REQUIRED ACTION:
Using the records below, report how many lines hold "likes", with no extra text.

Start of Block

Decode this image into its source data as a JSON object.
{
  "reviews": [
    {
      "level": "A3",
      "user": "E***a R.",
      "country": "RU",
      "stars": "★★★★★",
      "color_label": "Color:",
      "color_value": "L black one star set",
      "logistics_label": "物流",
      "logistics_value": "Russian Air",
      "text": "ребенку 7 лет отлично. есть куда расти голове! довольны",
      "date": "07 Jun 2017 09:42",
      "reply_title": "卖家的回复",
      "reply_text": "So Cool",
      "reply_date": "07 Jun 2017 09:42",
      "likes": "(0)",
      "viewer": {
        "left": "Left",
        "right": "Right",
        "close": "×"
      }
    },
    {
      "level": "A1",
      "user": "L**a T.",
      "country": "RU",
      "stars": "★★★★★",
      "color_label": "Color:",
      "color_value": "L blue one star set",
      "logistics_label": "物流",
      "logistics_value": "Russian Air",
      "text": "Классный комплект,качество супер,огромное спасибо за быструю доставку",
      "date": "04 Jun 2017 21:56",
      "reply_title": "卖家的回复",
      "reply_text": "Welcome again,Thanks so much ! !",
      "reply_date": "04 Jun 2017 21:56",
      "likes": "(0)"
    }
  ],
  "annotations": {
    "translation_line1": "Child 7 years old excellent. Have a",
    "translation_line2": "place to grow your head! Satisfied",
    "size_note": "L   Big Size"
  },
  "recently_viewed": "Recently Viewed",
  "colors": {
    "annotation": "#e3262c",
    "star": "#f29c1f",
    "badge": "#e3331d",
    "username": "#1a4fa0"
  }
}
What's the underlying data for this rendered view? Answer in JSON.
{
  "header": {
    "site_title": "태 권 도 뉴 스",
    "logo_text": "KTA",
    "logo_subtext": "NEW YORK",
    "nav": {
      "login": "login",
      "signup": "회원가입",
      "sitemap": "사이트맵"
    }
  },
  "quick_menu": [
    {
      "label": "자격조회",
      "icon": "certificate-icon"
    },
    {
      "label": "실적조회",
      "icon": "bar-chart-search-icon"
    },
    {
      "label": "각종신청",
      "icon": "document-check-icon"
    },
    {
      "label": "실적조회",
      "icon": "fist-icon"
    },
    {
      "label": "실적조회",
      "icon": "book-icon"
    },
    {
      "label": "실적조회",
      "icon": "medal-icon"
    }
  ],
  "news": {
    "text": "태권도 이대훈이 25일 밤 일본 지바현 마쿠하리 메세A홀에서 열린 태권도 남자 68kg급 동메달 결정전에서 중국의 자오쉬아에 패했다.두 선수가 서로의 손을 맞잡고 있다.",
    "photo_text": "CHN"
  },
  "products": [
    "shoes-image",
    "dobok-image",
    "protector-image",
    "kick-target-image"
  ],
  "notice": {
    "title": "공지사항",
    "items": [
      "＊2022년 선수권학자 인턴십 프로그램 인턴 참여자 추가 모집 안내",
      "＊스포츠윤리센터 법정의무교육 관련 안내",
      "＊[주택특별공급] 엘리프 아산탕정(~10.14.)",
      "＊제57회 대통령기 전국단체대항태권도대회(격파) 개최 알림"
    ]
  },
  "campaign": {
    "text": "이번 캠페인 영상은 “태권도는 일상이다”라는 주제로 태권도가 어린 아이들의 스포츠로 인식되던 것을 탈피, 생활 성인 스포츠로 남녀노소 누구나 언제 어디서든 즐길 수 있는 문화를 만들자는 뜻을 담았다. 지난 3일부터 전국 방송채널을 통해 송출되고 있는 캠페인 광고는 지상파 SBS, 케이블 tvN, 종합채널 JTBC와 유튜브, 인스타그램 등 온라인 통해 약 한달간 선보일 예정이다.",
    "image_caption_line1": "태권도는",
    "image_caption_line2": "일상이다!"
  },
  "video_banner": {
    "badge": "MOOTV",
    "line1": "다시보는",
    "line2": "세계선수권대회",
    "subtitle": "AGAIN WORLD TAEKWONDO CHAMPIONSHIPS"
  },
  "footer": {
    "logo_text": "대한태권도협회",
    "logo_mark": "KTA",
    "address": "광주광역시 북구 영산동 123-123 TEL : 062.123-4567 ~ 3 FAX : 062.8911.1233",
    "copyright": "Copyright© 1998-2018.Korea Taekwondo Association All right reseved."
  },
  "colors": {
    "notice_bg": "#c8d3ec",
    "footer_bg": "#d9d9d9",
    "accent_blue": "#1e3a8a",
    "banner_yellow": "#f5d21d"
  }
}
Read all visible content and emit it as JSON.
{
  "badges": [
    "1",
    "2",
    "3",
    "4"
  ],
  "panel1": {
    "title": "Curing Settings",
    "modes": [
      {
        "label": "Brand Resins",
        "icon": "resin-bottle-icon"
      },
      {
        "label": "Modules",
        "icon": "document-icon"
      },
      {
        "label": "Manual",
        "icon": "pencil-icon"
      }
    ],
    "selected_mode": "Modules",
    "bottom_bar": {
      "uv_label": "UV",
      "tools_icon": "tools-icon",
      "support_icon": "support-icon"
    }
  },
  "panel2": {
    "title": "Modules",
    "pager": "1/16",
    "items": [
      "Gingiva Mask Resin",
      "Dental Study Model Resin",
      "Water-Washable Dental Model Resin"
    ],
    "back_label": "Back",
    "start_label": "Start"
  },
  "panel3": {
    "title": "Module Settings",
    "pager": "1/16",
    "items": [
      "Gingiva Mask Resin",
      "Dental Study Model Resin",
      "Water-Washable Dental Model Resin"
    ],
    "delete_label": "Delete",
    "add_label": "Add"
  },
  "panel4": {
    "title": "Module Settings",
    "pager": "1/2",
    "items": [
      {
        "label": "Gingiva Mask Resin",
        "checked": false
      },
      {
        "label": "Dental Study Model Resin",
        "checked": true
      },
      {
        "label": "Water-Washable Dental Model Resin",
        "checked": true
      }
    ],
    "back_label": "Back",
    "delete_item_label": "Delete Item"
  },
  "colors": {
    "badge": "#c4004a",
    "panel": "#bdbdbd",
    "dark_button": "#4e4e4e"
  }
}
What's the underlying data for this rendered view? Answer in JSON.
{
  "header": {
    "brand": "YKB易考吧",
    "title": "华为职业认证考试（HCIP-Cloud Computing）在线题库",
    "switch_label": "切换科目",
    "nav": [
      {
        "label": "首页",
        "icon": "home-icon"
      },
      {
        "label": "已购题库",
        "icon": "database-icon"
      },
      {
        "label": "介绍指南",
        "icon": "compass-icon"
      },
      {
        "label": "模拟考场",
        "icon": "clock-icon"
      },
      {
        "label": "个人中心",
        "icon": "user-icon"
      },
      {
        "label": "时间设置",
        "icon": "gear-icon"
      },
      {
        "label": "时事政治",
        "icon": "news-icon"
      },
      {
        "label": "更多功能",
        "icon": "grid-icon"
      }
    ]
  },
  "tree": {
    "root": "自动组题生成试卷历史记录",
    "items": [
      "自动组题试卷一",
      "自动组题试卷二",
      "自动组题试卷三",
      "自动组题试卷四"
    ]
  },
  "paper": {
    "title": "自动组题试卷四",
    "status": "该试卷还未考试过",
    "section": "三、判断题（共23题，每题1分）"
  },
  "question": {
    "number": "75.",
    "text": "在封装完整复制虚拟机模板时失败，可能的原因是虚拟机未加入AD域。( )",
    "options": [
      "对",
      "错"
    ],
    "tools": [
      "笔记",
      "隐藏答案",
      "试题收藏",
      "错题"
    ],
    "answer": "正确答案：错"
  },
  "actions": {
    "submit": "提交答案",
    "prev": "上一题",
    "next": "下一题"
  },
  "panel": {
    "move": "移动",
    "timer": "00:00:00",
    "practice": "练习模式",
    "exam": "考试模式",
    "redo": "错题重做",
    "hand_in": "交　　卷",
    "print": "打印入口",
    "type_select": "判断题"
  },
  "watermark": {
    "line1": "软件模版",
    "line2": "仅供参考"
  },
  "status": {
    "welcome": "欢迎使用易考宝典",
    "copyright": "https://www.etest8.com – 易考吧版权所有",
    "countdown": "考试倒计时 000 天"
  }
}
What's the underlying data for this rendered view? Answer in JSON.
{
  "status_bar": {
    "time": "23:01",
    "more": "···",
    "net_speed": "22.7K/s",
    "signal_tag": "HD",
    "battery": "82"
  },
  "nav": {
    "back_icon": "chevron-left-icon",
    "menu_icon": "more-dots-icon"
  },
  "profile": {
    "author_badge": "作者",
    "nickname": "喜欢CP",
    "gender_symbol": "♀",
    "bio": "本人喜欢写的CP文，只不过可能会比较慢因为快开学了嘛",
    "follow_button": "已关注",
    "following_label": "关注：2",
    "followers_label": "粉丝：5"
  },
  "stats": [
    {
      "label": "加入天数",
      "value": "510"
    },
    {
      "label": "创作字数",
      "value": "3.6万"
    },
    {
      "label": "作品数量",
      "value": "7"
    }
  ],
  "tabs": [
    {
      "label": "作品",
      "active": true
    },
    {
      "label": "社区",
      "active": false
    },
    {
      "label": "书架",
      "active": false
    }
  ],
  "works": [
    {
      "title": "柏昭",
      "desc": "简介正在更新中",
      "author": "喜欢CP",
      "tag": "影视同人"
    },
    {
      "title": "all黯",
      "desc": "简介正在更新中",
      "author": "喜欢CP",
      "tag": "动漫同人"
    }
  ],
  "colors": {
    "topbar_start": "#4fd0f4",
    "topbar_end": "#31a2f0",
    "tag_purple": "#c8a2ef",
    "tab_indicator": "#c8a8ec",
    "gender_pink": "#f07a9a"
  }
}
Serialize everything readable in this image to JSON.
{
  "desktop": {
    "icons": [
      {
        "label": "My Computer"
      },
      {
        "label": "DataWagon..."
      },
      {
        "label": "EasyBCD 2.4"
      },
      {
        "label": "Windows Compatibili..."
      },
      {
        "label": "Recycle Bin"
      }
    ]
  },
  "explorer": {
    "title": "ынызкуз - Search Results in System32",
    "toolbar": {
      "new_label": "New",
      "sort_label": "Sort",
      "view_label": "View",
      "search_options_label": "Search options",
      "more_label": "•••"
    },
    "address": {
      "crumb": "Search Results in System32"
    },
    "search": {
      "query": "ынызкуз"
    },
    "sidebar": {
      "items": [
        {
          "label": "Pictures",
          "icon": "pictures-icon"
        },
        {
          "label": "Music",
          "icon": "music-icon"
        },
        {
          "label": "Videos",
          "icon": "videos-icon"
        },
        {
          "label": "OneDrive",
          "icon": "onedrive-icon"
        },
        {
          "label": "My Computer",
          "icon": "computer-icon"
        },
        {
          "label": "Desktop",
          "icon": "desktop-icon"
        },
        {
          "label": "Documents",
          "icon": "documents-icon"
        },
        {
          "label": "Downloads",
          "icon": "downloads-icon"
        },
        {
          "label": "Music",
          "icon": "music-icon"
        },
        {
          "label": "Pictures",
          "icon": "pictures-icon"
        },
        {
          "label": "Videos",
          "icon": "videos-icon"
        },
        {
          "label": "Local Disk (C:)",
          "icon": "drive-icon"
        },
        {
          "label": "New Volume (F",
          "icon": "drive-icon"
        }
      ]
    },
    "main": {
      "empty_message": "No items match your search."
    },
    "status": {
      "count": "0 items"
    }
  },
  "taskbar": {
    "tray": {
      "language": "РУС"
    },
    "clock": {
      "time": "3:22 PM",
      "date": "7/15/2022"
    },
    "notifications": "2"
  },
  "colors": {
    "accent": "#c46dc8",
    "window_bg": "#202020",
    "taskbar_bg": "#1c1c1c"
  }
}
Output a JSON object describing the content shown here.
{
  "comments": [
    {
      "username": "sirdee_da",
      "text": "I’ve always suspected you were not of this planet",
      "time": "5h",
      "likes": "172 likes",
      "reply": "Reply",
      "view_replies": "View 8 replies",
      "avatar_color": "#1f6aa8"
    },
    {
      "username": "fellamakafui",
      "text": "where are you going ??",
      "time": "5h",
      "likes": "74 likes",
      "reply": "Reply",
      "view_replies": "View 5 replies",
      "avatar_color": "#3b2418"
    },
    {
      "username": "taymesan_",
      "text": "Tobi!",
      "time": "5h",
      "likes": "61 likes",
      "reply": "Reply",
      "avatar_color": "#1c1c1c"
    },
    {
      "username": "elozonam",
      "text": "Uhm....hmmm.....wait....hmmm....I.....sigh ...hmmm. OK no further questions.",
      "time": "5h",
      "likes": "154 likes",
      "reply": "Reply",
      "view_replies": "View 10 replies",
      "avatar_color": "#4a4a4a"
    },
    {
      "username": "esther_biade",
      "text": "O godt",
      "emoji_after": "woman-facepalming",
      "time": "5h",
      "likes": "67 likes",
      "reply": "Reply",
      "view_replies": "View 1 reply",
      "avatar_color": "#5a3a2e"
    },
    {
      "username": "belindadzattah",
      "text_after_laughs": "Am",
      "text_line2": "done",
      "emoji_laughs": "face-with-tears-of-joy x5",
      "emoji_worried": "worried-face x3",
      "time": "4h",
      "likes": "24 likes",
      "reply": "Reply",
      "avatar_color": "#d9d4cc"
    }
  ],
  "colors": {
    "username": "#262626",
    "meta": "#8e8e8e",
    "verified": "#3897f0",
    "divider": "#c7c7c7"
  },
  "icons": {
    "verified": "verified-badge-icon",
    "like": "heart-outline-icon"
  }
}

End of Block

TASK OUTPUT:
8